This site uses cookies. Continue to use the site as normal if you are happy with this, or read more about cookies and how to manage them.

×

This site uses cookies. Continue to use the site as normal if you are happy with this, or read more about cookies and how to manage them.

×

Smart supply chains: data, IoT and the future of automotive logistics

In the high value world of vehicle sales, customer experience is hugely important. The smoother, quicker and more accommodating the consumer’s experience with a vehicle manufacturer is, the more likely they are to become a brand advocate.

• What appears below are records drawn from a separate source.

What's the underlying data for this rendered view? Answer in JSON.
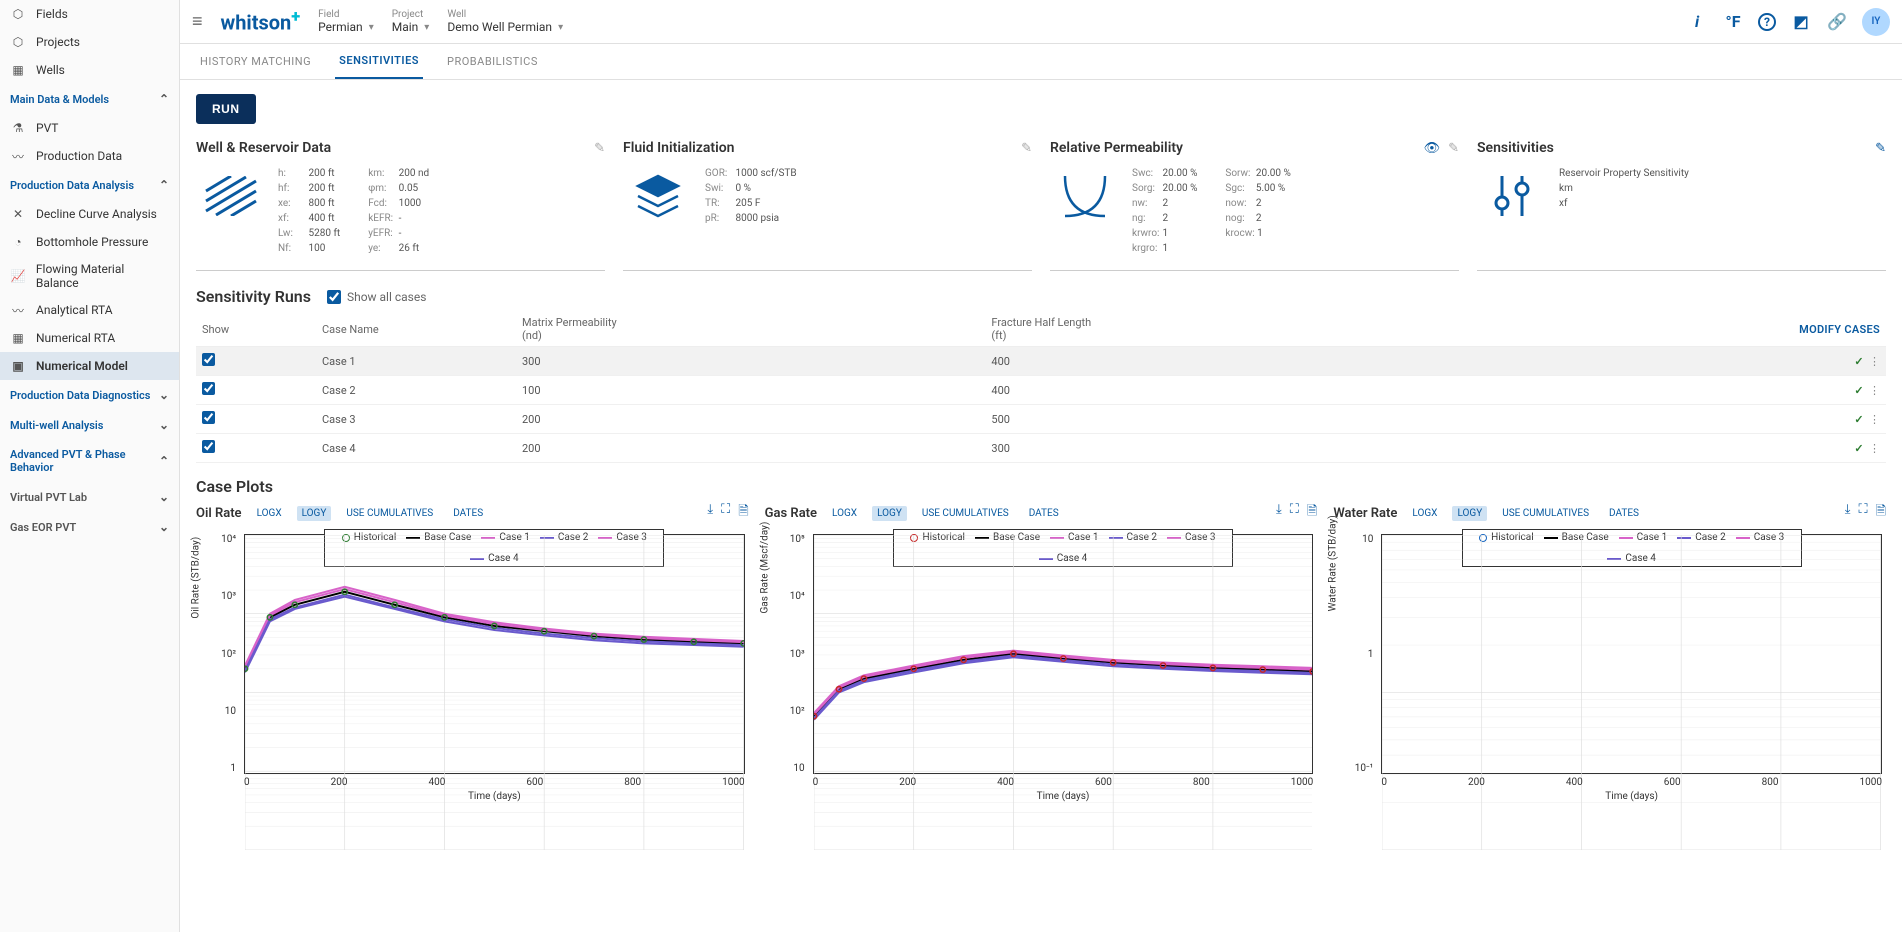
{
  "brand": "whitson",
  "brand_plus": "+",
  "selectors": {
    "field": {
      "label": "Field",
      "value": "Permian"
    },
    "project": {
      "label": "Project",
      "value": "Main"
    },
    "well": {
      "label": "Well",
      "value": "Demo Well Permian"
    }
  },
  "topIcons": {
    "info": "i",
    "temp": "°F",
    "help": "?",
    "link": "⎘",
    "share": "🔗"
  },
  "avatar": "IY",
  "sidebar": {
    "top": [
      {
        "icon": "⬡",
        "label": "Fields"
      },
      {
        "icon": "⬡",
        "label": "Projects"
      },
      {
        "icon": "▦",
        "label": "Wells"
      }
    ],
    "sections": [
      {
        "title": "Main Data & Models",
        "open": true,
        "items": [
          {
            "icon": "⚗",
            "label": "PVT"
          },
          {
            "icon": "〰",
            "label": "Production Data"
          }
        ]
      },
      {
        "title": "Production Data Analysis",
        "open": true,
        "items": [
          {
            "icon": "✕",
            "label": "Decline Curve Analysis"
          },
          {
            "icon": "◔",
            "label": "Bottomhole Pressure"
          },
          {
            "icon": "📈",
            "label": "Flowing Material Balance"
          },
          {
            "icon": "〰",
            "label": "Analytical RTA"
          },
          {
            "icon": "▦",
            "label": "Numerical RTA"
          },
          {
            "icon": "▣",
            "label": "Numerical Model",
            "active": true
          }
        ]
      },
      {
        "title": "Production Data Diagnostics",
        "open": false
      },
      {
        "title": "Multi-well Analysis",
        "open": false
      },
      {
        "title": "Advanced PVT & Phase Behavior",
        "open": true
      },
      {
        "title": "Virtual PVT Lab",
        "open": false,
        "plain": true
      },
      {
        "title": "Gas EOR PVT",
        "open": false,
        "plain": true
      }
    ]
  },
  "tabs": [
    {
      "label": "HISTORY MATCHING"
    },
    {
      "label": "SENSITIVITIES",
      "active": true
    },
    {
      "label": "PROBABILISTICS"
    }
  ],
  "run": "RUN",
  "cards": {
    "well": {
      "title": "Well & Reservoir Data",
      "rows1": [
        {
          "k": "h:",
          "v": "200 ft"
        },
        {
          "k": "hf:",
          "v": "200 ft"
        },
        {
          "k": "xe:",
          "v": "800 ft"
        },
        {
          "k": "xf:",
          "v": "400 ft"
        },
        {
          "k": "Lw:",
          "v": "5280 ft"
        },
        {
          "k": "Nf:",
          "v": "100"
        }
      ],
      "rows2": [
        {
          "k": "km:",
          "v": "200 nd"
        },
        {
          "k": "φm:",
          "v": "0.05"
        },
        {
          "k": "Fcd:",
          "v": "1000"
        },
        {
          "k": "kEFR:",
          "v": "-"
        },
        {
          "k": "yEFR:",
          "v": "-"
        },
        {
          "k": "ye:",
          "v": "26 ft"
        }
      ]
    },
    "fluid": {
      "title": "Fluid Initialization",
      "rows": [
        {
          "k": "GOR:",
          "v": "1000 scf/STB"
        },
        {
          "k": "Swi:",
          "v": "0 %"
        },
        {
          "k": "TR:",
          "v": "205 F"
        },
        {
          "k": "pR:",
          "v": "8000 psia"
        }
      ]
    },
    "relperm": {
      "title": "Relative Permeability",
      "rows1": [
        {
          "k": "Swc:",
          "v": "20.00 %"
        },
        {
          "k": "Sorg:",
          "v": "20.00 %"
        },
        {
          "k": "nw:",
          "v": "2"
        },
        {
          "k": "ng:",
          "v": "2"
        },
        {
          "k": "krwro:",
          "v": "1"
        },
        {
          "k": "krgro:",
          "v": "1"
        }
      ],
      "rows2": [
        {
          "k": "Sorw:",
          "v": "20.00 %"
        },
        {
          "k": "Sgc:",
          "v": "5.00 %"
        },
        {
          "k": "now:",
          "v": "2"
        },
        {
          "k": "nog:",
          "v": "2"
        },
        {
          "k": "krocw:",
          "v": "1"
        }
      ]
    },
    "sens": {
      "title": "Sensitivities",
      "type": "Reservoir Property Sensitivity",
      "params": "km\nxf"
    }
  },
  "runs": {
    "title": "Sensitivity Runs",
    "showAll": "Show all cases",
    "modify": "MODIFY CASES",
    "headers": [
      "Show",
      "Case Name",
      "Matrix Permeability\n(nd)",
      "Fracture Half Length\n(ft)"
    ],
    "rows": [
      {
        "show": true,
        "name": "Case 1",
        "perm": "300",
        "xf": "400",
        "selected": true
      },
      {
        "show": true,
        "name": "Case 2",
        "perm": "100",
        "xf": "400"
      },
      {
        "show": true,
        "name": "Case 3",
        "perm": "200",
        "xf": "500"
      },
      {
        "show": true,
        "name": "Case 4",
        "perm": "200",
        "xf": "300"
      }
    ]
  },
  "plots": {
    "title": "Case Plots",
    "controls": [
      "LOGX",
      "LOGY",
      "USE CUMULATIVES",
      "DATES"
    ],
    "legend": [
      "Historical",
      "Base Case",
      "Case 1",
      "Case 2",
      "Case 3",
      "Case 4"
    ],
    "colors": {
      "Historical": "#2e7d32",
      "Base Case": "#000",
      "Case 1": "#d863c9",
      "Case 2": "#6a5acd",
      "Case 3": "#d863c9",
      "Case 4": "#6a5acd"
    },
    "historicalColors": {
      "Oil Rate": "#2e7d32",
      "Gas Rate": "#c62828",
      "Water Rate": "#1565c0"
    },
    "items": [
      {
        "title": "Oil Rate",
        "ylabel": "Oil Rate (STB/day)",
        "yticks": [
          "10⁴",
          "10³",
          "10²",
          "10",
          "1"
        ],
        "unit": "STB/day"
      },
      {
        "title": "Gas Rate",
        "ylabel": "Gas Rate (Mscf/day)",
        "yticks": [
          "10⁵",
          "10⁴",
          "10³",
          "10²",
          "10"
        ],
        "unit": "Mscf/day"
      },
      {
        "title": "Water Rate",
        "ylabel": "Water Rate (STB/day)",
        "yticks": [
          "10",
          "1",
          "10⁻¹"
        ],
        "unit": "STB/day",
        "empty": true
      }
    ],
    "xticks": [
      "0",
      "200",
      "400",
      "600",
      "800",
      "1000"
    ],
    "xlabel": "Time (days)"
  },
  "chart_data": [
    {
      "type": "line",
      "title": "Oil Rate",
      "xlabel": "Time (days)",
      "ylabel": "Oil Rate (STB/day)",
      "xlim": [
        0,
        1000
      ],
      "ylim": [
        1,
        10000
      ],
      "yscale": "log",
      "x": [
        0,
        50,
        100,
        200,
        300,
        400,
        500,
        600,
        700,
        800,
        900,
        1000
      ],
      "series": [
        {
          "name": "Historical",
          "style": "markers",
          "color": "#2e7d32"
        },
        {
          "name": "Base Case",
          "color": "#000000",
          "values": [
            200,
            900,
            1300,
            1900,
            1300,
            900,
            700,
            600,
            520,
            470,
            440,
            420
          ]
        },
        {
          "name": "Case 1",
          "color": "#d863c9",
          "values": [
            220,
            1000,
            1500,
            2200,
            1500,
            1000,
            780,
            650,
            560,
            510,
            480,
            450
          ]
        },
        {
          "name": "Case 2",
          "color": "#6a5acd",
          "values": [
            180,
            800,
            1150,
            1650,
            1150,
            800,
            620,
            530,
            460,
            420,
            400,
            380
          ]
        },
        {
          "name": "Case 3",
          "color": "#d863c9",
          "values": [
            210,
            950,
            1400,
            2050,
            1400,
            950,
            740,
            620,
            540,
            490,
            460,
            435
          ]
        },
        {
          "name": "Case 4",
          "color": "#6a5acd",
          "values": [
            190,
            850,
            1200,
            1750,
            1200,
            850,
            660,
            560,
            490,
            445,
            420,
            400
          ]
        }
      ]
    },
    {
      "type": "line",
      "title": "Gas Rate",
      "xlabel": "Time (days)",
      "ylabel": "Gas Rate (Mscf/day)",
      "xlim": [
        0,
        1000
      ],
      "ylim": [
        10,
        100000
      ],
      "yscale": "log",
      "x": [
        0,
        50,
        100,
        200,
        300,
        400,
        500,
        600,
        700,
        800,
        900,
        1000
      ],
      "series": [
        {
          "name": "Historical",
          "style": "markers",
          "color": "#c62828"
        },
        {
          "name": "Base Case",
          "color": "#000000",
          "values": [
            500,
            1100,
            1500,
            2000,
            2600,
            3100,
            2700,
            2400,
            2200,
            2050,
            1950,
            1850
          ]
        },
        {
          "name": "Case 1",
          "color": "#d863c9",
          "values": [
            550,
            1200,
            1650,
            2200,
            2900,
            3400,
            2950,
            2600,
            2400,
            2250,
            2150,
            2050
          ]
        },
        {
          "name": "Case 2",
          "color": "#6a5acd",
          "values": [
            450,
            1000,
            1350,
            1800,
            2350,
            2800,
            2450,
            2150,
            2000,
            1870,
            1780,
            1700
          ]
        },
        {
          "name": "Case 3",
          "color": "#d863c9",
          "values": [
            525,
            1150,
            1575,
            2100,
            2750,
            3250,
            2825,
            2500,
            2300,
            2150,
            2050,
            1950
          ]
        },
        {
          "name": "Case 4",
          "color": "#6a5acd",
          "values": [
            475,
            1050,
            1425,
            1900,
            2475,
            2950,
            2575,
            2275,
            2100,
            1960,
            1865,
            1775
          ]
        }
      ]
    },
    {
      "type": "line",
      "title": "Water Rate",
      "xlabel": "Time (days)",
      "ylabel": "Water Rate (STB/day)",
      "xlim": [
        0,
        1000
      ],
      "ylim": [
        0.1,
        10
      ],
      "yscale": "log",
      "x": [],
      "series": [
        {
          "name": "Historical",
          "style": "markers",
          "color": "#1565c0",
          "values": []
        },
        {
          "name": "Base Case",
          "color": "#000000",
          "values": []
        },
        {
          "name": "Case 1",
          "color": "#d863c9",
          "values": []
        },
        {
          "name": "Case 2",
          "color": "#6a5acd",
          "values": []
        },
        {
          "name": "Case 3",
          "color": "#d863c9",
          "values": []
        },
        {
          "name": "Case 4",
          "color": "#6a5acd",
          "values": []
        }
      ]
    }
  ]
}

Efficiency in the supply chain is critical to providing this level of customer experience. However many automotive organisations struggle to provide the same, seamless operation behind the scenes as they offer in the public-facing parts of their businesses.

One of the reasons for this is that, although companies are generating a lot of useful data, they aren’t always sharing it across the organisation. Most are operating in siloes, and this can create situations where vital information isn’t being shared effectively across departments. In fact, our recent digital transformation survey revealed that only 13% of automotive organisations are investing in data connectivity.

As a result, not only are many automotive businesses not operating as cost-effectively as they could be, they are also hindering their ability to give the customer a seamless experience.

We need to look, therefore, at ways that data can be shared more easily – and building greater connectivity into automotive logistics through the Internet of Things (IoT) is one way to achieve this.

How can IoT transform the automotive supply chain?

To give you an example, one major challenge that automotive suppliers face is getting the right part to the warehouse, at the right time, in order for it to be used on a vehicle.

Picture a scenario in which an IoT-connected car can alert the owner’s local dealership that a part has developed a fault and will need replacing within 100 miles. A subsequent alert can then be triggered to let the manufacturer know which part needs replacing, and when the vehicle will be coming in for repair, so that the supplier can ensure the requisite item can be delivered at the right moment in time.

With IoT capabilities, there is no more need for urgent phone calls to be placed to the manufacturer or supplier when the vehicle arrives at the garage with a problem, and no more need for the customer to wait around while diagnostic work is carried out and subsequent parts are ordered in.

With IoT, the automotive supply chain can become much more efficient, and enable the timely updates that increase customer satisfaction levels. Not only that, but it will make it much easier for organisations to operate a just in time (JIT) manufacturing model, which saves money by reducing storage needs and also production of surplus parts and materials.

What challenges will automotive businesses face with IoT adoption?

Increasing connectivity and data intelligence in the supply chain sounds like a winning scenario, so why haven’t more automotive companies embraced IoT to date?

The simple answer is that many of them are trying to, but there are certain logistical obstacles to overcome along the way. One of the main barriers to entry is security; the greater volume of data being generated from an increasing number of touchpoints, the more vulnerable an organisation becomes to a breach.

In order to address this, automotive businesses need to invest in software that not only secures the IoT-enabled device itself – in most cases, the vehicle – but the gateways that connect those devices to their logistical network.

It may sound like a complex and daunting challenge, but with the right technical partner, IoT has the power to quickly and safely revolutionise automotive logistics. And not only will this make meeting the customer’s ongoing needs a whole lot easier, a leaner, more responsive supply chain will have bottom line cost benefits for the organisation concerned.